ASSIGNED TASK:
Word for word and without images, reproduce the listing that follows.

=-=-=

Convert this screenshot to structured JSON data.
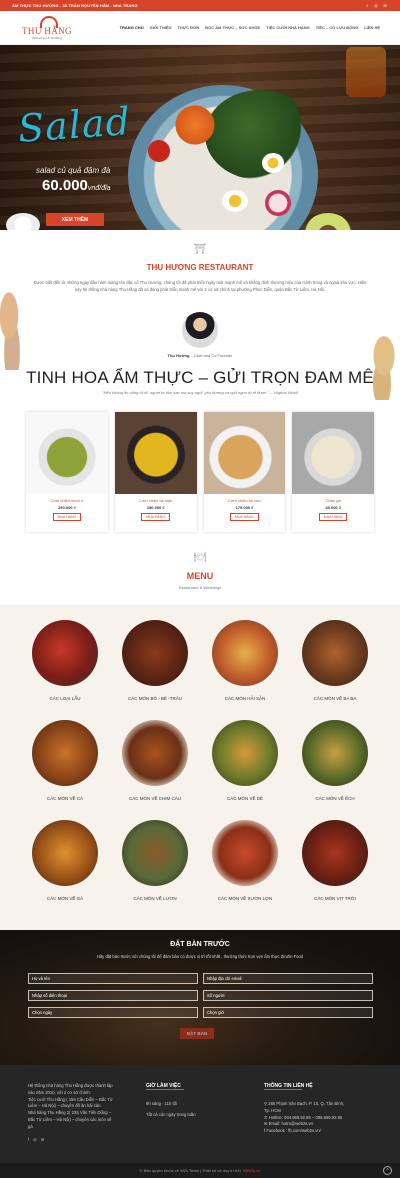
{
  "topbar": {
    "message": "ẨM THỰC THU HƯƠNG - 35 TRẦN NGUYÊN HÃN - NHA TRANG",
    "socials": [
      "f",
      "◎",
      "✉"
    ]
  },
  "logo": {
    "name": "THU HẰNG",
    "tagline": "Restaurant & Wedding"
  },
  "nav": [
    "TRANG CHỦ",
    "GIỚI THIỆU",
    "THỰC ĐƠN",
    "ĐỌC ẨM THỰC – SỨC KHỎE",
    "TIỆC CƯỚI NHÀ HÀNG",
    "TIỆC – CỖ LƯU ĐỘNG",
    "LIÊN HỆ"
  ],
  "hero": {
    "script": "Salad",
    "sub": "salad củ quả đậm đà",
    "price": "60.000",
    "unit": "vnđ/đĩa",
    "button": "XEM THÊM"
  },
  "about": {
    "title": "THU HƯƠNG RESTAURANT",
    "desc": "Được biết đến từ những ngày đầu hàm mang tên đặc cổ Thu Hương, chúng tôi đã phát triển ngày một mạnh mẽ và khẳng định thương hiệu của mình trong và ngoài khu vực. Hiện nay hệ thống nhà hàng Thu Hằng đã và đang phát triển mạnh mẽ với 2 cơ sở chính tại phường Phúc Diễn, quận Bắc Từ Liêm, Hà Nội.",
    "person": "Thu Hương",
    "role": "– Chef and Co Founder",
    "headline": "TINH HOA ẨM THỰC – GỬI TRỌN ĐAM MÊ",
    "quote": "\"Nếu không ăn uống tử tế, người ta làm sao mà suy nghĩ, yêu đương và ngủ ngon tử tế được.\" – Virginia Woolf"
  },
  "dishes": [
    {
      "name": "Cơm chiên muối ớ",
      "price": "250.000 ₫",
      "btn": "MUA HÀNG"
    },
    {
      "name": "Cơm chiên cá mặn",
      "price": "150.000 ₫",
      "btn": "MUA HÀNG"
    },
    {
      "name": "Cơm chiên bò cầu",
      "price": "175.000 ₫",
      "btn": "MUA HÀNG"
    },
    {
      "name": "Cháo gà",
      "price": "45.000 ₫",
      "btn": "MUA HÀNG"
    }
  ],
  "menu": {
    "title": "MENU",
    "subtitle": "Restaurant & Weddings",
    "items": [
      "CÁC LOẠI LẨU",
      "CÁC MÓN BÒ - BÊ -TRÂU",
      "CÁC MÓN HẢI SẢN",
      "CÁC MÓN VỀ BA BA",
      "CÁC MÓN VỀ CÁ",
      "CÁC MÓN VỀ CHIM CÂU",
      "CÁC MÓN VỀ DÊ",
      "CÁC MÓN VỀ ẾCH",
      "CÁC MÓN VỀ GÀ",
      "CÁC MÓN VỀ LƯƠN",
      "CÁC MÓN VỀ SƯỜN LỢN",
      "CÁC MÓN VỊT TRỜI"
    ]
  },
  "booking": {
    "title": "ĐẶT BÀN TRƯỚC",
    "subtitle": "Hãy đặt bàn trước với chúng tôi để đảm bảo có được vị trí tốt nhất , thưởng thức trọn vẹn ẩm thực ZinZin Food",
    "fields": {
      "name": "Họ và tên",
      "email": "Nhập địa chỉ email",
      "phone": "Nhập số điện thoại",
      "guests": "Số người",
      "day": "Chọn ngày",
      "time": "Chọn giờ"
    },
    "button": "ĐẶT BÀN"
  },
  "footer": {
    "about": [
      "Hệ thống nhà hàng Thu Hằng được thành lập",
      "vào năm 2010, với 2 cơ sở chính:",
      "Tiệc cưới Thu Hằng ( 159 Cầu Diễn – Bắc Từ",
      "Liêm – Hà Nội) – chuyên đồ ăn hải sản.",
      "Nhà hàng Thu Hằng 2( 235 Văn Tiến Dũng –",
      "Bắc Từ Liêm – Hà Nội) – chuyên các món về",
      "gà"
    ],
    "hours_title": "GIỜ LÀM VIỆC",
    "hours": [
      "6h sáng - 11h tối",
      "Tất cả các ngày trong tuần"
    ],
    "contact_title": "THÔNG TIN LIÊN HỆ",
    "contact": [
      "285 Phạm Văn Bạch, P. 15, Q. Tân Bình,",
      "Tp. HCM",
      "Hotline: 094.969.92.95 – 096.559.92.95",
      "Email: hotro@web2s.vn",
      "Facebook : fb.com/web2s.vn/"
    ],
    "socials": [
      "f",
      "◎",
      "✉"
    ]
  },
  "copyright": {
    "text": "© Bản quyền thuộc về W2s Team | Thiết kế và duy trì bởi",
    "brand": "Web2s.vn"
  }
}
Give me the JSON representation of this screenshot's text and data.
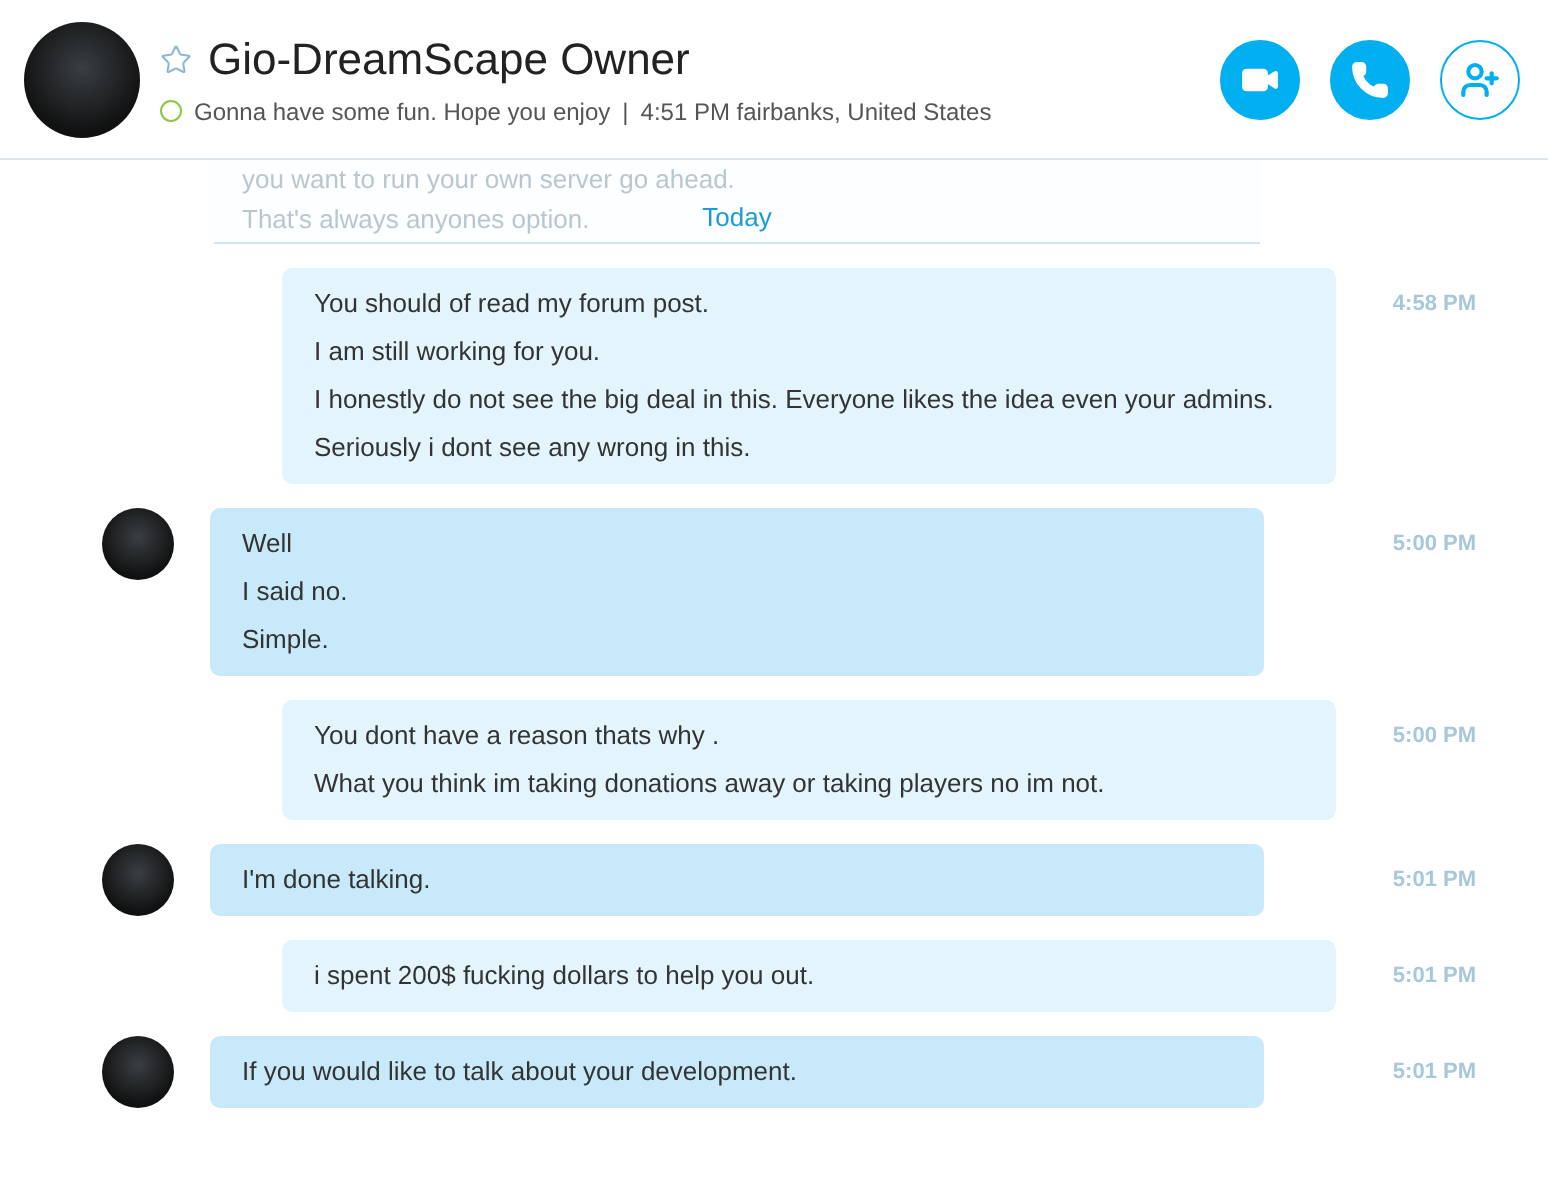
{
  "contact": {
    "name": "Gio-DreamScape Owner",
    "favorite": false,
    "online": true,
    "mood": "Gonna have some fun. Hope you enjoy",
    "separator": "|",
    "local_time": "4:51 PM fairbanks, United States"
  },
  "actions": [
    {
      "kind": "video",
      "filled": true
    },
    {
      "kind": "call",
      "filled": true
    },
    {
      "kind": "add",
      "filled": false
    }
  ],
  "earlier": {
    "lines": [
      "you want to run your own server go ahead.",
      "That's always anyones option."
    ]
  },
  "day_label": "Today",
  "messages": [
    {
      "kind": "sent",
      "time": "4:58 PM",
      "lines": [
        "You should of read my forum post.",
        "I am still working for you.",
        "I honestly do not see the big deal in this. Everyone likes the idea even your admins.",
        "Seriously i dont see any wrong in this."
      ]
    },
    {
      "kind": "received",
      "time": "5:00 PM",
      "lines": [
        "Well",
        "I said no.",
        "Simple."
      ]
    },
    {
      "kind": "sent",
      "time": "5:00 PM",
      "lines": [
        "You dont have a reason thats why .",
        "What you think im taking donations away or taking players no im not."
      ]
    },
    {
      "kind": "received",
      "time": "5:01 PM",
      "lines": [
        "I'm done talking."
      ]
    },
    {
      "kind": "sent",
      "time": "5:01 PM",
      "lines": [
        "i spent 200$ fucking dollars to help you out."
      ]
    },
    {
      "kind": "received",
      "time": "5:01 PM",
      "lines": [
        "If you would like to talk about your development."
      ]
    }
  ]
}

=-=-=

SOLUTION TO THE EXERCISE:
Convert this screenshot to structured JSON data.
{
  "topbar": {
    "message": "ẨM THỰC THU HƯƠNG - 35 TRẦN NGUYÊN HÃN - NHA TRANG",
    "socials": [
      "f",
      "◎",
      "✉"
    ]
  },
  "logo": {
    "name": "THU HẰNG",
    "tagline": "Restaurant & Wedding"
  },
  "nav": [
    "TRANG CHỦ",
    "GIỚI THIỆU",
    "THỰC ĐƠN",
    "ĐỌC ẨM THỰC – SỨC KHỎE",
    "TIỆC CƯỚI NHÀ HÀNG",
    "TIỆC – CỖ LƯU ĐỘNG",
    "LIÊN HỆ"
  ],
  "hero": {
    "script": "Salad",
    "sub": "salad củ quả đậm đà",
    "price": "60.000",
    "unit": "vnđ/đĩa",
    "button": "XEM THÊM"
  },
  "about": {
    "title": "THU HƯƠNG RESTAURANT",
    "desc": "Được biết đến từ những ngày đầu hàm mang tên đặc cổ Thu Hương, chúng tôi đã phát triển ngày một mạnh mẽ và khẳng định thương hiệu của mình trong và ngoài khu vực. Hiện nay hệ thống nhà hàng Thu Hằng đã và đang phát triển mạnh mẽ với 2 cơ sở chính tại phường Phúc Diễn, quận Bắc Từ Liêm, Hà Nội.",
    "person": "Thu Hương",
    "role": "– Chef and Co Founder",
    "headline": "TINH HOA ẨM THỰC – GỬI TRỌN ĐAM MÊ",
    "quote": "\"Nếu không ăn uống tử tế, người ta làm sao mà suy nghĩ, yêu đương và ngủ ngon tử tế được.\" – Virginia Woolf"
  },
  "dishes": [
    {
      "name": "Cơm chiên muối ớ",
      "price": "250.000 ₫",
      "btn": "MUA HÀNG"
    },
    {
      "name": "Cơm chiên cá mặn",
      "price": "150.000 ₫",
      "btn": "MUA HÀNG"
    },
    {
      "name": "Cơm chiên bò cầu",
      "price": "175.000 ₫",
      "btn": "MUA HÀNG"
    },
    {
      "name": "Cháo gà",
      "price": "45.000 ₫",
      "btn": "MUA HÀNG"
    }
  ],
  "menu": {
    "title": "MENU",
    "subtitle": "Restaurant & Weddings",
    "items": [
      "CÁC LOẠI LẨU",
      "CÁC MÓN BÒ - BÊ -TRÂU",
      "CÁC MÓN HẢI SẢN",
      "CÁC MÓN VỀ BA BA",
      "CÁC MÓN VỀ CÁ",
      "CÁC MÓN VỀ CHIM CÂU",
      "CÁC MÓN VỀ DÊ",
      "CÁC MÓN VỀ ẾCH",
      "CÁC MÓN VỀ GÀ",
      "CÁC MÓN VỀ LƯƠN",
      "CÁC MÓN VỀ SƯỜN LỢN",
      "CÁC MÓN VỊT TRỜI"
    ]
  },
  "booking": {
    "title": "ĐẶT BÀN TRƯỚC",
    "subtitle": "Hãy đặt bàn trước với chúng tôi để đảm bảo có được vị trí tốt nhất , thưởng thức trọn vẹn ẩm thực ZinZin Food",
    "fields": {
      "name": "Họ và tên",
      "email": "Nhập địa chỉ email",
      "phone": "Nhập số điện thoại",
      "guests": "Số người",
      "day": "Chọn ngày",
      "time": "Chọn giờ"
    },
    "button": "ĐẶT BÀN"
  },
  "footer": {
    "about": [
      "Hệ thống nhà hàng Thu Hằng được thành lập",
      "vào năm 2010, với 2 cơ sở chính:",
      "Tiệc cưới Thu Hằng ( 159 Cầu Diễn – Bắc Từ",
      "Liêm – Hà Nội) – chuyên đồ ăn hải sản.",
      "Nhà hàng Thu Hằng 2( 235 Văn Tiến Dũng –",
      "Bắc Từ Liêm – Hà Nội) – chuyên các món về",
      "gà"
    ],
    "hours_title": "GIỜ LÀM VIỆC",
    "hours": [
      "6h sáng - 11h tối",
      "Tất cả các ngày trong tuần"
    ],
    "contact_title": "THÔNG TIN LIÊN HỆ",
    "contact": [
      "285 Phạm Văn Bạch, P. 15, Q. Tân Bình,",
      "Tp. HCM",
      "Hotline: 094.969.92.95 – 096.559.92.95",
      "Email: hotro@web2s.vn",
      "Facebook : fb.com/web2s.vn/"
    ],
    "socials": [
      "f",
      "◎",
      "✉"
    ]
  },
  "copyright": {
    "text": "© Bản quyền thuộc về W2s Team | Thiết kế và duy trì bởi",
    "brand": "Web2s.vn"
  }
}
Give me the JSON representation of this screenshot's text and data.
{
  "contact": {
    "name": "Gio-DreamScape Owner",
    "favorite": false,
    "online": true,
    "mood": "Gonna have some fun. Hope you enjoy",
    "separator": "|",
    "local_time": "4:51 PM fairbanks, United States"
  },
  "actions": [
    {
      "kind": "video",
      "filled": true
    },
    {
      "kind": "call",
      "filled": true
    },
    {
      "kind": "add",
      "filled": false
    }
  ],
  "earlier": {
    "lines": [
      "you want to run your own server go ahead.",
      "That's always anyones option."
    ]
  },
  "day_label": "Today",
  "messages": [
    {
      "kind": "sent",
      "time": "4:58 PM",
      "lines": [
        "You should of read my forum post.",
        "I am still working for you.",
        "I honestly do not see the big deal in this. Everyone likes the idea even your admins.",
        "Seriously i dont see any wrong in this."
      ]
    },
    {
      "kind": "received",
      "time": "5:00 PM",
      "lines": [
        "Well",
        "I said no.",
        "Simple."
      ]
    },
    {
      "kind": "sent",
      "time": "5:00 PM",
      "lines": [
        "You dont have a reason thats why .",
        "What you think im taking donations away or taking players no im not."
      ]
    },
    {
      "kind": "received",
      "time": "5:01 PM",
      "lines": [
        "I'm done talking."
      ]
    },
    {
      "kind": "sent",
      "time": "5:01 PM",
      "lines": [
        "i spent 200$ fucking dollars to help you out."
      ]
    },
    {
      "kind": "received",
      "time": "5:01 PM",
      "lines": [
        "If you would like to talk about your development."
      ]
    }
  ]
}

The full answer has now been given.